Childhood Anger and Relationships

Anger is one hell of an emotion. Our bodies may become tight, we may clench our fists, turn red, get hot, or begin to shake. We may find ourselves doing and saying things that under normal conditions, we would never consider. But what happens if you grew up in a household that did not allow you the right to be angry?

As a kid, Gayle was subconsciously taught to bottle her anger inside, a practice she then carried into adulthood.  She was not allowed to express herself or disagree with her parents on anything. By suppressing her anger, she essentially lost her voice and never learned how to control her anger when it eventually bubbled to the surface.

When emotions such as anger are suppressed, we don’t develop coping skills.  Instead, we keep whatever is bothering us inside until it builds and builds. All we need is one tiny event to occur that causes our anger to show up without restraint. Such is the case with Gayle.

As an adult, Gayle rarely talks to anyone about her problems. When life catches up with her and throws her a curve ball, she can react just like a can of soda that is shaken and then opened. Her emotions come pouring out of her uncontrollably. She explodes in anger or finds herself overwhelmed with tears.

Every single emotion serves a purpose, including anger. Growing up without it means that we will not have the opportunity to develop the coping skills that enable us to manage or handle our anger. And too often, anger is simply a mask for feeling unwanted, embarrassed, hurt, or humiliated.  If we have zero experience with anger, it is much more likely it will overwhelm us at every opportunity. We will live within the stage of anger, instead of using it as a signal for when we have begun to allow a person or an experience to overtake our sense of happiness.

As a kid, one of the most harmful things that our parents can do is to take away our right to feel. Just like everything else in this world, anger is normal in moderation. Not enough anger causes us to blur boundaries. We may not speak up when we have had too much, encouraging others to take advantage of us. Too much anger, on the other hand, may trigger an explosive temper or cause us to completely shut down.
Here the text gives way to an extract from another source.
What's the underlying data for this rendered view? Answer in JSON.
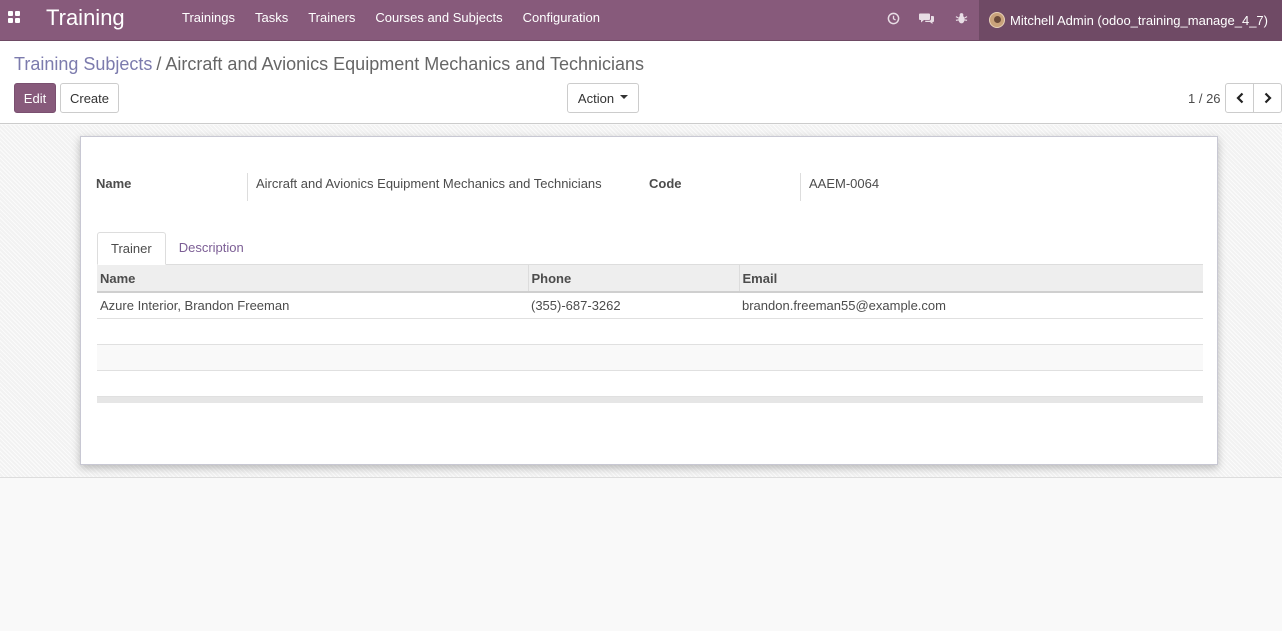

Children should always be allowed to experience the emotion of anger. Suppressing our anger increases its power and the magnitude of the issue or circumstance that created it. As a parent or caring adult, our job is not to prevent anger but to teach children how to release their anger in healthy ways such as writing, talking, playing sports, exercise, art, or poetry. Otherwise, holding in our anger can lead to stress, illness, headaches, ulcers, and countless other emotional and physical issues that we take into adulthood and then pass on to others we encounter in our personal and professional lives.

 

(Photo credit:  iStock photo)